OFT study

The OFT published a report in January 2011 following its market study on the underwriting of equity capital raisings by listed companies. It conducted the market study because of company and institutional shareholder dissatisfaction with equity underwriting services. The dissatisfaction focused primarily on underwriting fees.

The report says that the OFT's findings indicate that there is little competitive tension between investment banks during the equity raising process and that companies raising equity capital are not focused principally on reducing underwriting fees. It also found that there had been a significant increase in fees since the start of the financial crisis and fees have not since fallen in line with the reduction in risk. However, the OFT has concluded (and confirmed in a May 2011 statement) that it is not appropriate to refer the equity underwriting market to the Competition Commission for investigation as the market has just been through an exceptional period following the credit crisis.  

The report contains several recommendations to help improve competition. For example, it suggests that companies should increase the number of banks they have relationships with (as banks which have an existing relationship with a company tend to be chosen to underwrite an equity capital raising) and that institutional shareholders should apply greater pressure on companies to reduce fees and discounts through, for example, discussion with the company about principles for any future equity raisings.

The OFT report is available on the OFT website.  

IIC guidance

The Institutional Investor Committee has published best practice guidance for issuers seeking to raise equity capital. The guidance, issued in May 2011, follows the Rights Issues Fees Inquiry Report published by the IIC in December 2010. In a similar conclusion to that of the OFT report, the IIC report found that there was a lack of competition in underwriting and that companies were unwilling to challenge banks, especially about the cost of underwriting.
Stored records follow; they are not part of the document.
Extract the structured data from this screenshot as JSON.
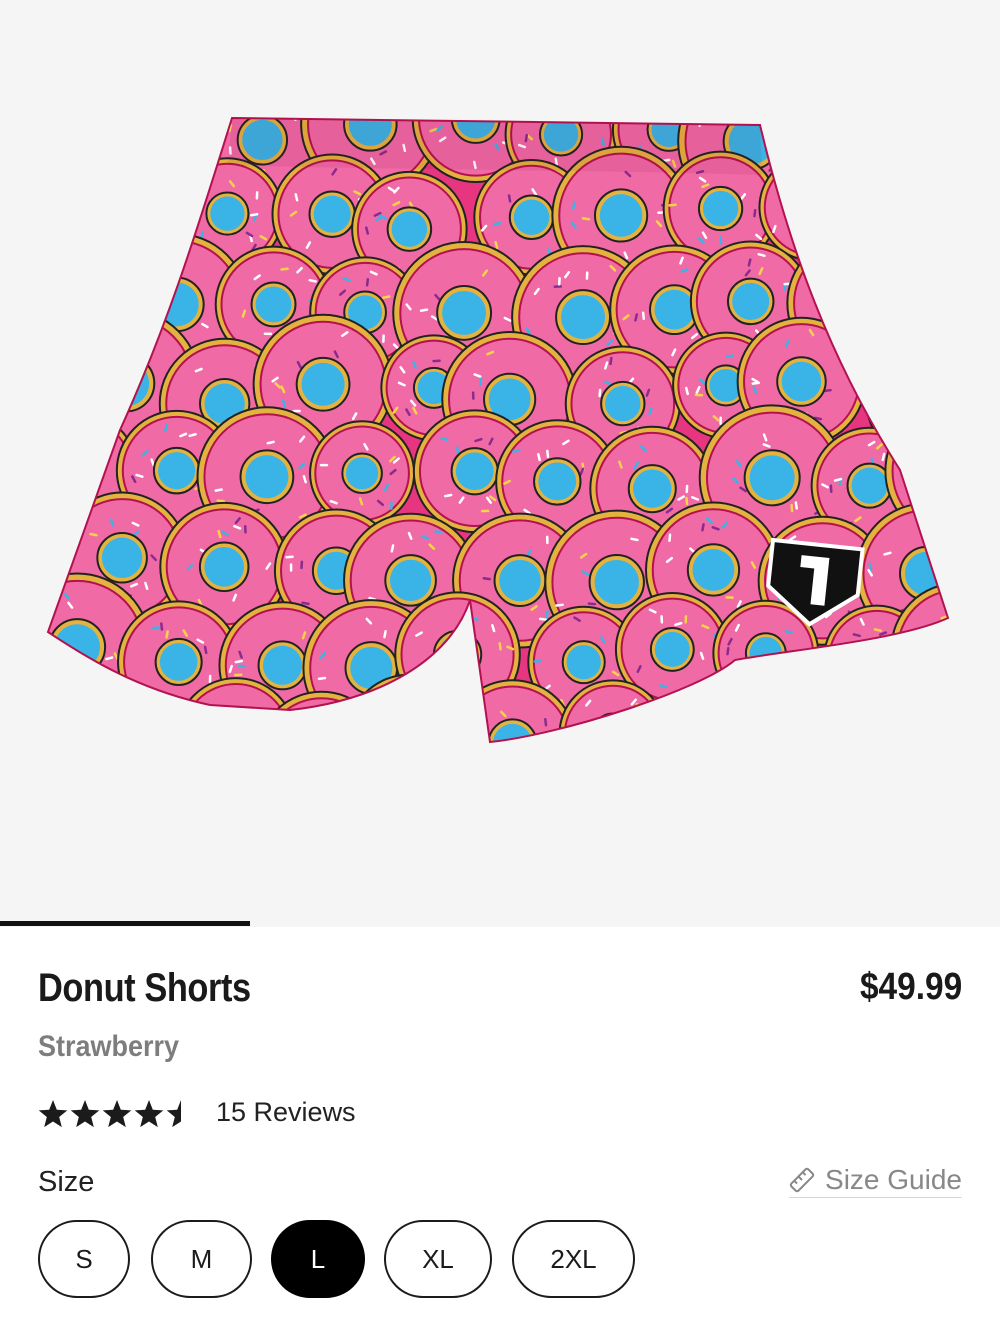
{
  "product": {
    "title": "Donut Shorts",
    "price": "$49.99",
    "color": "Strawberry",
    "rating": 4.5,
    "rating_max": 5,
    "reviews_label": "15 Reviews",
    "image_alt_icon": "donut-shorts-product-image"
  },
  "size": {
    "label": "Size",
    "guide_label": "Size Guide",
    "options": [
      "S",
      "M",
      "L",
      "XL",
      "2XL"
    ],
    "selected": "L"
  },
  "colors": {
    "gallery_bg": "#f5f5f5",
    "shorts_pink": "#e8357f",
    "donut_glaze": "#f06aa6",
    "donut_hole": "#3ab4e6",
    "text_primary": "#1a1a1a",
    "text_secondary": "#7d7d7d",
    "selected_bg": "#000000"
  },
  "gallery": {
    "current_slide": 1,
    "total_slides": 4
  }
}
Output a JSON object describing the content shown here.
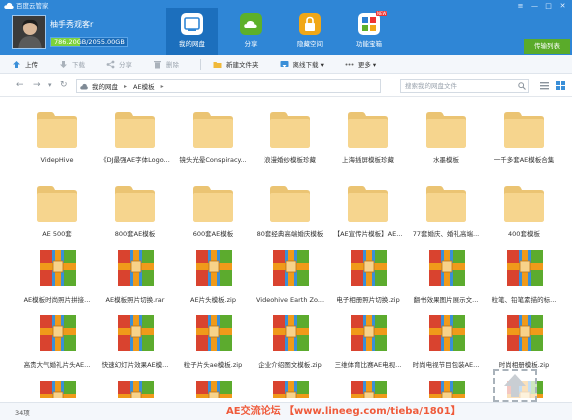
{
  "app": {
    "title": "百度云管家"
  },
  "window_controls": [
    "≡",
    "—",
    "□",
    "✕"
  ],
  "user": {
    "name": "柚手秀观客r",
    "quota_text": "786.20GB/2055.00GB",
    "quota_used_fraction": 0.383
  },
  "nav": [
    {
      "label": "我的网盘",
      "icon": "cloud-drive-icon",
      "active": true,
      "color": "#1c6fbd"
    },
    {
      "label": "分享",
      "icon": "share-icon",
      "active": false,
      "color": "#5db02a"
    },
    {
      "label": "隐藏空间",
      "icon": "lock-icon",
      "active": false,
      "color": "#f0a718"
    },
    {
      "label": "功能宝箱",
      "icon": "toolbox-icon",
      "active": false,
      "color": "#2d7fd1",
      "badge": "NEW"
    }
  ],
  "transfer_button": "传输列表",
  "toolbar": [
    {
      "label": "上传",
      "icon": "upload-icon",
      "disabled": false
    },
    {
      "label": "下载",
      "icon": "download-icon",
      "disabled": true
    },
    {
      "label": "分享",
      "icon": "share-icon",
      "disabled": true
    },
    {
      "label": "删除",
      "icon": "delete-icon",
      "disabled": true
    },
    {
      "label": "新建文件夹",
      "icon": "new-folder-icon",
      "disabled": false
    },
    {
      "label": "离线下载 ▾",
      "icon": "offline-download-icon",
      "disabled": false
    },
    {
      "label": "更多 ▾",
      "icon": "more-icon",
      "disabled": false
    }
  ],
  "breadcrumb": [
    "我的网盘",
    "AE模板"
  ],
  "search": {
    "placeholder": "搜索我的网盘文件"
  },
  "files": [
    {
      "name": "VidepHive",
      "type": "folder"
    },
    {
      "name": "《DJ最强AE字体Logo...",
      "type": "folder"
    },
    {
      "name": "镜头光晕Conspiracy...",
      "type": "folder"
    },
    {
      "name": "浪漫婚纱模板珍藏",
      "type": "folder"
    },
    {
      "name": "上海插屏模板珍藏",
      "type": "folder"
    },
    {
      "name": "水墨模板",
      "type": "folder"
    },
    {
      "name": "一千多套AE模板合集",
      "type": "folder"
    },
    {
      "name": "AE 500套",
      "type": "folder"
    },
    {
      "name": "800套AE模板",
      "type": "folder"
    },
    {
      "name": "600套AE模板",
      "type": "folder"
    },
    {
      "name": "80套经典高端婚庆模板",
      "type": "folder"
    },
    {
      "name": "【AE宣传片模板】AE...",
      "type": "folder"
    },
    {
      "name": "77套婚庆、婚礼高端...",
      "type": "folder"
    },
    {
      "name": "400套模板",
      "type": "folder"
    },
    {
      "name": "AE模板时尚照片拼接...",
      "type": "archive"
    },
    {
      "name": "AE模板照片切换.rar",
      "type": "archive"
    },
    {
      "name": "AE片头模板.zip",
      "type": "archive"
    },
    {
      "name": "Videohive Earth Zo...",
      "type": "archive"
    },
    {
      "name": "电子相册照片切换.zip",
      "type": "archive"
    },
    {
      "name": "翻书效果图片展示文...",
      "type": "archive"
    },
    {
      "name": "粒笔、铅笔素描的标...",
      "type": "archive"
    },
    {
      "name": "高贵大气婚礼片头AE...",
      "type": "archive"
    },
    {
      "name": "快速幻灯片效果AE模...",
      "type": "archive"
    },
    {
      "name": "粒子片头ae模板.zip",
      "type": "archive"
    },
    {
      "name": "企业介绍图文模板.zip",
      "type": "archive"
    },
    {
      "name": "三维体育比赛AE电视...",
      "type": "archive"
    },
    {
      "name": "时尚电视节目包装AE...",
      "type": "archive"
    },
    {
      "name": "时尚相册模板.zip",
      "type": "archive"
    },
    {
      "name": "",
      "type": "archive"
    },
    {
      "name": "",
      "type": "archive"
    },
    {
      "name": "",
      "type": "archive"
    },
    {
      "name": "",
      "type": "archive"
    },
    {
      "name": "",
      "type": "archive"
    },
    {
      "name": "",
      "type": "archive"
    },
    {
      "name": "",
      "type": "archive"
    }
  ],
  "status": {
    "count": "34项"
  },
  "watermark": "AE交流论坛 【www.lineeg.com/tieba/1801】",
  "colors": {
    "header": "#2f86d6",
    "folder": "#f6d58e",
    "folder_dark": "#ebc473",
    "archive_red": "#d9432f",
    "archive_blue": "#3a8fd8",
    "archive_green": "#5cab2e",
    "archive_orange": "#f09a1a"
  }
}
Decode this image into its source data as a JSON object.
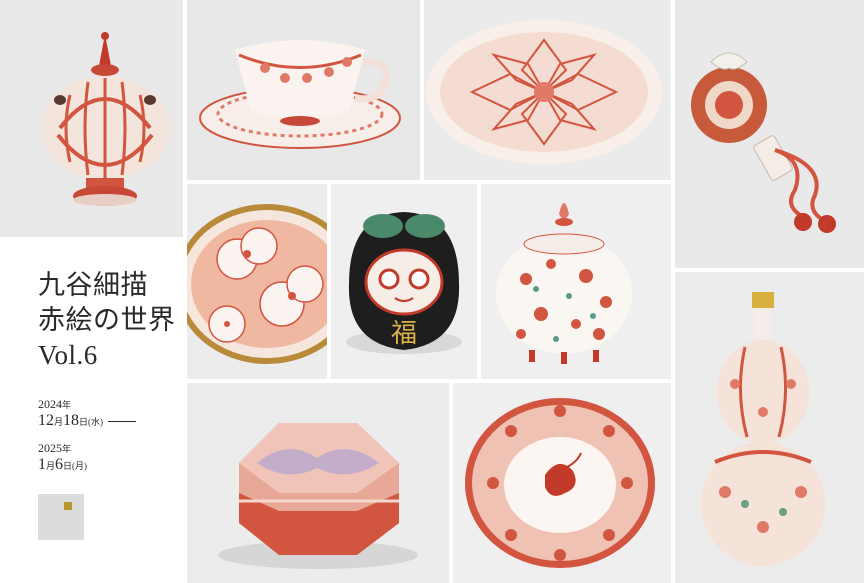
{
  "title": {
    "line1": "九谷細描",
    "line2": "赤絵の世界",
    "line3": "Vol.6"
  },
  "dates": {
    "start": {
      "year": "2024",
      "year_unit": "年",
      "month": "12",
      "month_unit": "月",
      "day": "18",
      "day_unit": "日",
      "weekday": "(水)"
    },
    "end": {
      "year": "2025",
      "year_unit": "年",
      "month": "1",
      "month_unit": "月",
      "day": "6",
      "day_unit": "日",
      "weekday": "(月)"
    }
  },
  "daruma_text": "福",
  "colors": {
    "accent_red": "#d2553f",
    "gold": "#b8962e",
    "background": "#ffffff"
  }
}
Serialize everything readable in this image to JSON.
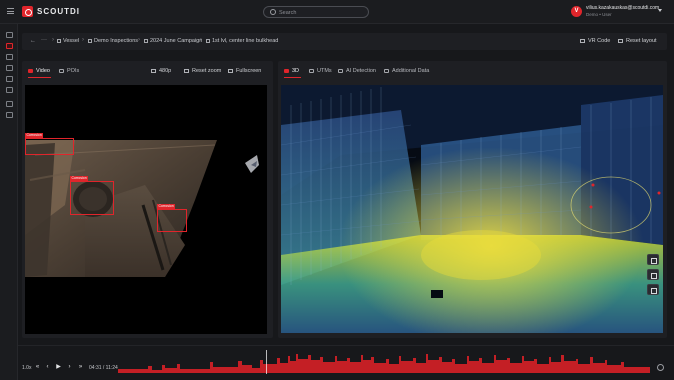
{
  "app": {
    "brand": "SCOUTDI"
  },
  "search": {
    "placeholder": "Search"
  },
  "user": {
    "initial": "V",
    "email": "vilius.kazakauskas@scoutdi.com",
    "role": "Demo • User"
  },
  "breadcrumb": {
    "items": [
      {
        "label": "Vessel",
        "icon": "ship-icon"
      },
      {
        "label": "Demo Inspections",
        "icon": "folder-icon"
      },
      {
        "label": "2024 June Campaign",
        "icon": "calendar-icon"
      },
      {
        "label": "1st lvl, center line bulkhead",
        "icon": "video-icon"
      }
    ],
    "actions": {
      "vr_code": "VR Code",
      "reset_layout": "Reset layout"
    }
  },
  "left_panel": {
    "tabs": [
      {
        "label": "Video",
        "active": true
      },
      {
        "label": "POIs",
        "active": false
      }
    ],
    "controls": {
      "resolution": "480p",
      "reset_zoom": "Reset zoom",
      "fullscreen": "Fullscreen"
    },
    "detections": [
      {
        "label": "Corrosion"
      },
      {
        "label": "Corrosion"
      },
      {
        "label": "Corrosion"
      }
    ]
  },
  "right_panel": {
    "tabs": [
      {
        "label": "3D",
        "active": true
      },
      {
        "label": "UTMs",
        "active": false
      },
      {
        "label": "AI Detection",
        "active": false
      },
      {
        "label": "Additional Data",
        "active": false
      }
    ],
    "tools": [
      "info-icon",
      "map-icon",
      "layers-icon"
    ]
  },
  "timeline": {
    "speed": "1.0x",
    "time": "04:31 / 11:24",
    "progress": 0.28
  },
  "colors": {
    "accent": "#e0252b",
    "background": "#17181b",
    "panel": "#1e1f23"
  }
}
The guidance is intended to inform issuers and their boards about institutional shareholders' views on best practice when raising equity capital.

As preparation for the eventuality that they may have to raise equity in the future, the guidance recommends that companies, amongst other things, discuss with their shareholders the appropriate capital structure for the company and whether in principle they have the ability or appetite to act as a sub-underwriter.  

Once the need for a capital raising exercise actually arises, the recommendations include that companies ask for a full breakdown of the advisers' proposed fees and satisfy themselves that they understand what it is being paid, and for what purpose, and in the event that the issue price is deeply discounted, consider whether the issue needs to be underwritten in whole, in part or not at all.  

The IIC guidance is available on the IIC website.